Claim: A couple hosted a party during which, one by one, guests unknowingly tossed their coats onto a baby sleeping on a bed.
Backstory: One partygoer threw his or her coat on a bed not realizing that the host had left her sleeping baby on it. Others followed suit and by the time the baby was discovered, it had smothered and died.
11. Your Christmas Tree Could Give You Lyme Disease
Claim: If you use a real Christmas tree you run the risk of bringing Lyme disease-transmitting ticks into your home.
Backstory: A story started circulating around Facebook in December, 2016 and warned against ticks in your Christmas trees with the ability to spread Lyme disease, caused by the Borrelia genus of bacteria.
12. Group Boycotts Wal-Mart and Accuses it of Banning Christmas
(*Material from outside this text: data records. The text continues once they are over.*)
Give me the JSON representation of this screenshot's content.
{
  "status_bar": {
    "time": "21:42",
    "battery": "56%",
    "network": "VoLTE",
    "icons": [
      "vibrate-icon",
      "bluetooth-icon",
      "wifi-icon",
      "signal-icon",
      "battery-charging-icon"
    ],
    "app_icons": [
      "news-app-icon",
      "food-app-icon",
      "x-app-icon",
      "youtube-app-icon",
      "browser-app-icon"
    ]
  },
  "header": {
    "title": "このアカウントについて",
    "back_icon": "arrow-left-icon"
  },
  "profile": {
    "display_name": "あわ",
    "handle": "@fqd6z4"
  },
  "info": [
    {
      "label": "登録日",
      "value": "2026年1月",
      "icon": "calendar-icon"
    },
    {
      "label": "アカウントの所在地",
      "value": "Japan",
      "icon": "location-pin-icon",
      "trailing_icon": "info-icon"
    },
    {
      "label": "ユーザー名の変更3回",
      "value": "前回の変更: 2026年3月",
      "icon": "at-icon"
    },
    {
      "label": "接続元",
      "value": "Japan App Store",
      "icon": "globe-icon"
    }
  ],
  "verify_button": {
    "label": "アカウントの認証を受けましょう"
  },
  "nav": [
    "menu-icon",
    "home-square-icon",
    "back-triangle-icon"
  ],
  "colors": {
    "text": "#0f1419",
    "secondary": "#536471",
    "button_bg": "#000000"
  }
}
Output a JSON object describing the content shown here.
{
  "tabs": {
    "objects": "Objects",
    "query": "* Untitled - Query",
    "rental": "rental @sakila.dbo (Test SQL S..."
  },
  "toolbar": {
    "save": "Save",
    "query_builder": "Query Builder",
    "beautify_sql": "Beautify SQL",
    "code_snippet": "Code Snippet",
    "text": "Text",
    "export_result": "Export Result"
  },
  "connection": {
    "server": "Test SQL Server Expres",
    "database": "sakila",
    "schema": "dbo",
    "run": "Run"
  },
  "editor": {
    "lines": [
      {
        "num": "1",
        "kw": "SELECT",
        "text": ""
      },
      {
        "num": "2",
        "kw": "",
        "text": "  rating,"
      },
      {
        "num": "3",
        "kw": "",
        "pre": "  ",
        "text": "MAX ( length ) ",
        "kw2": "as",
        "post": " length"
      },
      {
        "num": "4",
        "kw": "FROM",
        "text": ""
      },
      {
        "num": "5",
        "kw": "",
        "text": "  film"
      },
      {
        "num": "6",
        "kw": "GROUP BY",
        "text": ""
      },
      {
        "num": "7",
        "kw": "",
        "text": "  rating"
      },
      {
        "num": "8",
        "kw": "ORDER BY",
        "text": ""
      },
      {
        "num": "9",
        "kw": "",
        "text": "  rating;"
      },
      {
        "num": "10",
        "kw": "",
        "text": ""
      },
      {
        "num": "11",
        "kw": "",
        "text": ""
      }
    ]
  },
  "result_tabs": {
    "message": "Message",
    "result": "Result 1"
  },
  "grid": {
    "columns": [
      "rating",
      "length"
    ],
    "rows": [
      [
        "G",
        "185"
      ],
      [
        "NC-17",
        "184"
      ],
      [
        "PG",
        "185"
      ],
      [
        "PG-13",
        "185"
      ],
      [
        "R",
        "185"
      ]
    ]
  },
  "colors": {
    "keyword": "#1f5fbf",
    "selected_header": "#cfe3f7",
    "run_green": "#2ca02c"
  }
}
Claim: A Christian group called for a boycott of Wal-Mart after the retailer instructed its employees to say "Happy holidays" in place of "Merry Christmas," and after a woman complained and got a dismissive email in response.
Backstory: The woman sent an email complaint and received a response from a representative explaining that Wal-Mart's customer are not only shopping for Christmas and picking apart the holiday's diverse origins. Catholic League president sent the lady's email higher up and got a similar response about Wal-Mart's commitment to inclusiveness, at which point he called for the boycott.
1. False. The broadcasts happened, but they turned out to be hoaxes calculated by the radio stations.
2. False. The National Report did publish the article, but it was just satire poking fun at the supposed "War on Christmas."
3. True. Blame it on a miscommunication between the store manager and his employees, and confusion surrounding whether the toys had actually been paid for before being tossed in the box.
4. Mixture. What's true is that May's wife did lay dying of cancer when he created Rudolph, and he did test the story out on his daughter. But, the red-nosed deer was actually dreamed up as part of a promotional campaign for the department store Montgomery Ward, for which May worked as a copywriter.
5. True. German soldiers placed little Christmas trees lit with candles on the banks of their trenches and started to sing songs. Soon, the French and British followed suit and signs started to pop up on all sides proposing a truce.
6. False. No documentation exists to support the claims, and there is no record of the tale before the '90s, which suggests that it's a modern creation.
7. False. Our idea of Santa Claus was created by Clement Clarke Moore's 1822 poem 'Twas the Night Before Christmas coupled with cartoonist Thomas Nast's 1881 drawing that's responsible for the modern image of Old St. Nick. Though, Coca-Cola did commission ads featuring Santa in the 1930s.
8. True. Couples put off ending things for a variety of reasons like not wanting to drop a bomb during what should be the happiest time of the year, for the kids, due to logistics and, yes, for the gifts.
9. False. Multiple studies, including those reported by the Mayo Clinic, report that suicide rates during the holidays are average or below average. Though, those around New Year's Day are slightly higher than average, the thought being that it's actually the end of the holiday season that does a number on already depressed people.
10. Legend. While this could certainly happen, it was more than likely circulated as a way to warn parent of the dangers of getting distracted.
11. Mostly False. Ticks could be living in your tree, but it's very unlikely, and even more unlikely, due to their feeding schedule, that they'd be of the blacklegged variety, the only tick able to transmit Lyme.
12. True. Catholic League called for the boycott in 2005. Wal-Mart continues to instruct employees to use "Happy holidays" and the group has since called off the boycott.